Contrary to defendant's next contention, the observational evidence of defendant's intoxication at the time of the police arrival was substantial. As noted, defendant admitted drinking at three different locations. She was thereafter involved in a one-car accident when she smashed her car into a rock wall. The odor of alcohol on her was strong enough to be detected a couple of feet away without her even speaking. Moreover, defendant exhibited visible signs of intoxication: fumbling hands, slurred speech and bloodshot eyes. She leaned on the patrol car for balance and later at the Sparta police station, almost fell down when she went to sit up. Moreover, her performance on two of the three field sobriety tests may be considered less than satisfactory. Equally telling was defendant's erratic behavior at the Jefferson and Sparta police stations, where she talked provocatively about erotic dancing and attempted to demonstrate her skills in this area. In sum, the totality of the police observations, coupled with defendant's admissions, fully support the conclusion that defendant was intoxicated at the time she operated the vehicle.


Lastly, defendant contends that she was deprived of a fair trial because the State failed to provide discovery of all of her oral statements to the police officers, including her admission to Officer Chibookian that she was drinking beers at the Ress Road residence before her car got stuck on the rocks. We disagree.

Rule 7:7-7(b), which governs pretrial discovery in municipal court, entitles a defendant, upon written notice to the municipal prosecutor, to disclosure of a summary of any oral admissions or declarations against penal interest known to the prosecution. State v. Blake, 234 N.J. Super. 166, 168-69, 175 (App. Div. 1989). To warrant reversal because of a discovery violation, the defendant must demonstrate that the nondisclosure of her own oral admission caused a manifest injustice. State v. Harris, 181 N.J. 391, 518-19 (2004), cert. denied, 545 U.S. 1145, 125 S. Ct. 2973, 162 L. Ed. 2d 898 (2005). To demonstrate a manifest injustice, a defendant, at a minimum, must show that, if the discovery violation had not occurred, she would have pursued "'a different trial strategy.'" See id. at 519 (quoting Blake, supra, 234 N.J. Super. at 175). Defendant made no such showing here.
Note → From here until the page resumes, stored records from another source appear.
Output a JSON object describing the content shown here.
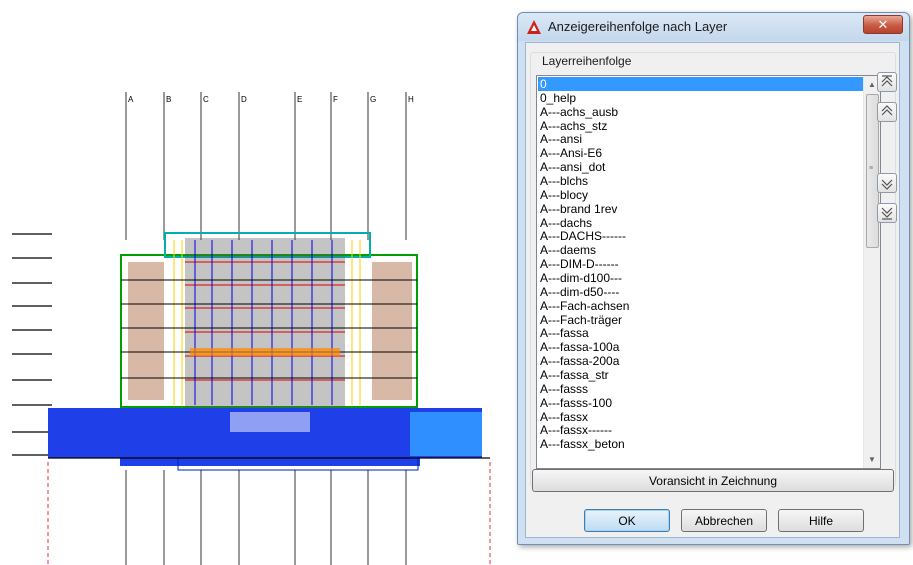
{
  "dialog": {
    "title": "Anzeigereihenfolge nach Layer",
    "close_label": "✕",
    "group_label": "Layerreihenfolge",
    "selected_index": 0,
    "layers": [
      "0",
      "0_help",
      "A---achs_ausb",
      "A---achs_stz",
      "A---ansi",
      "A---Ansi-E6",
      "A---ansi_dot",
      "A---blchs",
      "A---blocy",
      "A---brand 1rev",
      "A---dachs",
      "A---DACHS------",
      "A---daems",
      "A---DIM-D------",
      "A---dim-d100---",
      "A---dim-d50----",
      "A---Fach-achsen",
      "A---Fach-träger",
      "A---fassa",
      "A---fassa-100a",
      "A---fassa-200a",
      "A---fassa_str",
      "A---fasss",
      "A---fasss-100",
      "A---fassx",
      "A---fassx------",
      "A---fassx_beton"
    ],
    "preview_button": "Voransicht in Zeichnung",
    "ok_button": "OK",
    "cancel_button": "Abbrechen",
    "help_button": "Hilfe",
    "side_buttons": [
      "move-to-top-icon",
      "move-up-icon",
      "move-down-icon",
      "move-to-bottom-icon"
    ]
  },
  "drawing": {
    "axis_labels": [
      "A",
      "B",
      "C",
      "D",
      "E",
      "F",
      "G",
      "H"
    ]
  },
  "colors": {
    "selection": "#3399ff",
    "titlebar": "#c4d7ec",
    "close": "#c75b45"
  }
}
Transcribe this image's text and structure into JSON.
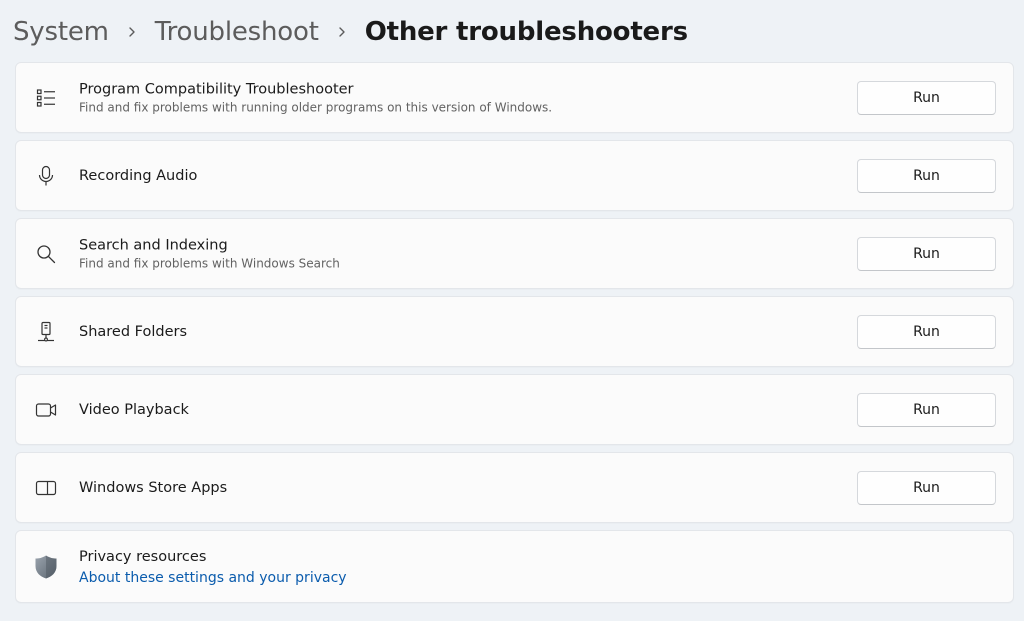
{
  "breadcrumb": {
    "items": [
      "System",
      "Troubleshoot"
    ],
    "current": "Other troubleshooters"
  },
  "troubleshooters": [
    {
      "icon": "list-icon",
      "title": "Program Compatibility Troubleshooter",
      "description": "Find and fix problems with running older programs on this version of Windows.",
      "button": "Run"
    },
    {
      "icon": "microphone-icon",
      "title": "Recording Audio",
      "description": "",
      "button": "Run"
    },
    {
      "icon": "search-icon",
      "title": "Search and Indexing",
      "description": "Find and fix problems with Windows Search",
      "button": "Run"
    },
    {
      "icon": "shared-folder-icon",
      "title": "Shared Folders",
      "description": "",
      "button": "Run"
    },
    {
      "icon": "video-camera-icon",
      "title": "Video Playback",
      "description": "",
      "button": "Run"
    },
    {
      "icon": "store-apps-icon",
      "title": "Windows Store Apps",
      "description": "",
      "button": "Run"
    }
  ],
  "privacy": {
    "icon": "shield-icon",
    "title": "Privacy resources",
    "link": "About these settings and your privacy"
  },
  "colors": {
    "accent_link": "#0b5cad",
    "page_background": "#eef2f6",
    "card_background": "#fbfbfb"
  }
}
Even assuming that defendant served the requisite "written notice" on the municipal prosecutor, the prosecutor's failure to disclose to defendant her unrecorded statements to police did not prejudice defendant. All of the State's testifying witnesses were identified well in advance of trial in the police reports provided to defense counsel in discovery. Moreover, as is clear from those reports and the Breathalyzer Question/Answer Form, defendant provided inconsistent statements as to her alcohol consumption on March 14, 2009, quite separate and apart from the omitted oral admissions, so as to have alerted defendant to the issues to be resolved at trial. Furthermore, defendant never requested an adjournment to address the so-called "surprise" evidence. Finally, defendant has not demonstrated how the alleged discovery violation prejudiced her in any way.


Buy This Entire Record For $7.95

Official citation and/or docket number and footnotes (if any) for this case available with purchase.

Learn more about what you receive with purchase of this case.